Though often associated with LSD, the term "tripping" was first used by scientists experimenting with Ayahuasca because users often hallucinate that they are standing in line at airport ticket counters waiting to have their luggage checked. Early drawings from caves in remote Brazil have images that look strikingly like flight attendants, suggesting that Ayahuasca may hold the key to the development of the airline industry.
In the 16th century, Christian missionaries encountered the plant and called it "the work of the devil". But it is an honest plant, one used for shamanic purposes. This author detests those who use it for anything but!

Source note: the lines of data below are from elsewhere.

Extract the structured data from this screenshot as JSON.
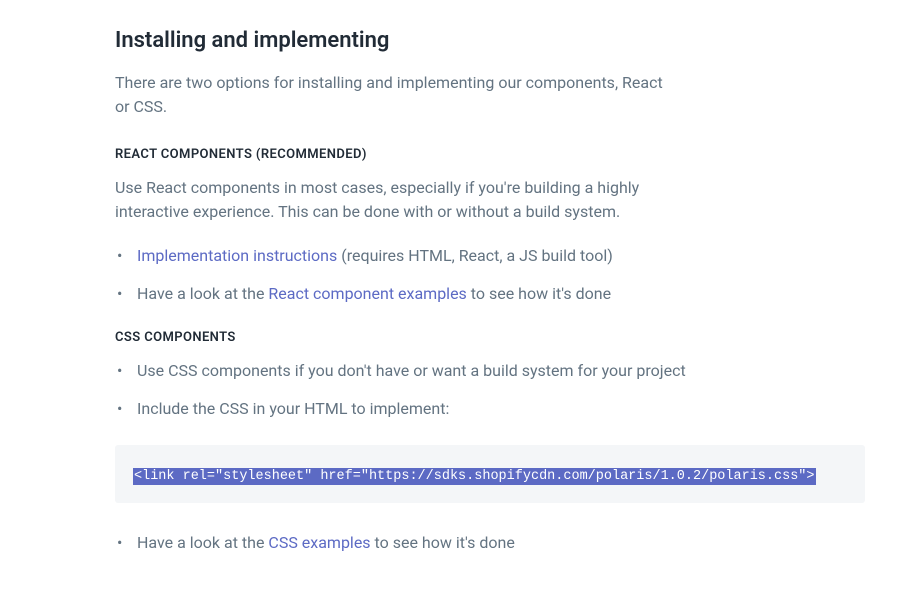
{
  "heading": "Installing and implementing",
  "intro": "There are two options for installing and implementing our components, React or CSS.",
  "react": {
    "title": "REACT COMPONENTS (RECOMMENDED)",
    "desc": "Use React components in most cases, especially if you're building a highly interactive experience. This can be done with or without a build system.",
    "items": [
      {
        "link": "Implementation instructions",
        "suffix": " (requires HTML, React, a JS build tool)"
      },
      {
        "prefix": "Have a look at the ",
        "link": "React component examples",
        "suffix": " to see how it's done"
      }
    ]
  },
  "css": {
    "title": "CSS COMPONENTS",
    "items": [
      {
        "text": "Use CSS components if you don't have or want a build system for your project"
      },
      {
        "text": "Include the CSS in your HTML to implement:"
      }
    ],
    "code": "<link rel=\"stylesheet\" href=\"https://sdks.shopifycdn.com/polaris/1.0.2/polaris.css\">",
    "after_items": [
      {
        "prefix": "Have a look at the ",
        "link": "CSS examples",
        "suffix": " to see how it's done"
      }
    ]
  }
}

In the 1940s, Coca-Cola added it to their "New Coke" soft drink as a replacement for the newly prohibited cocaine without tasting it first. Because Ayahuasca gave neither the high energy "kick" nor the euphoria of cocaine — but stomach pain instead — it was soon removed from grocery store shelves.
Even for its short time on the United States market, Ayahuasca-enhanced cola had a lasting impact on the American psyche: historians are convinced that Ayahuasca hallucinations, experienced by millions of Americans, led to the adoption of the Federal income tax, the "beat" music scene, and later, the return of the Panama Canal.
In step with innovative uses of old drugs to treat stubborn afflictions, like Ecstasy for Posttraumatic Stress Disorder and Ketamine for Depression, researchers have been experimenting with medical applications for Ayahuasca. The FDA has yet to approve Ayahuasca for medical indications outside of clinical trials. Studies are complicated by uncertainty of which conditions a vomit-inducing hallucinogen could fix...
The active ingredient in Ayahuasca is N,N-Dimethyltryptamine, often shortened to DMT, never re-lengthened to N,N-DMT except by pedants. Like psilocybin ('shrooms), DMT fools the brain, binding to the neurotransmitter serotonin like a CB operator on a Tennessee mountaintop. Laboratory analysis finds 73 other active ingredients, including: gypsum, cobalt, hexavalent chromium, banana flavor, lipstick, eyelashes, peanut dust, carrots, a dash of paprika, three cups of flour, beat gently at slow and then at medium for three minutes, and bake at 350 degrees until golden brown. Be careful it doesn't implode like a soufflé.
Ayahuasca is a vine with flowers that are made into a tea. It is said to taste especially delicious. Preparation calls for addition of the stems to be mixed with leaves of the shrub Psychotria viridis, also known as chacruna.
- For those of you who enjoy the flavor of burnt coffee...
In Peru, one of the places where it can be found, it's totally legal, and there are knowledgeable guides for the entheologically curious. It's illegal everywhere in the United States except Oakland, California, where it is just as illegal but the DA won't prosecute. Say, did you know the plant it comes from is not illegal? No reason that I mention that. None at all.
It sets in within a half-hour. It can last anywhere from 3 to 14 hours, so you never know what you're in for. Like LSD, it can be very good or very bad...er, so I've heard. Strong visions tend to manifest: talking creatures, especially insectoid aliens, tend to appear and may have something to say. Snakes and tigers are common too, but that might be from the Jungle setting. Goddesses may also try to communicate. Speaking with deity can be life-affirming and spiritually fulfilling.
But I'll be honest: I only took it so I'd be tripping balls, man.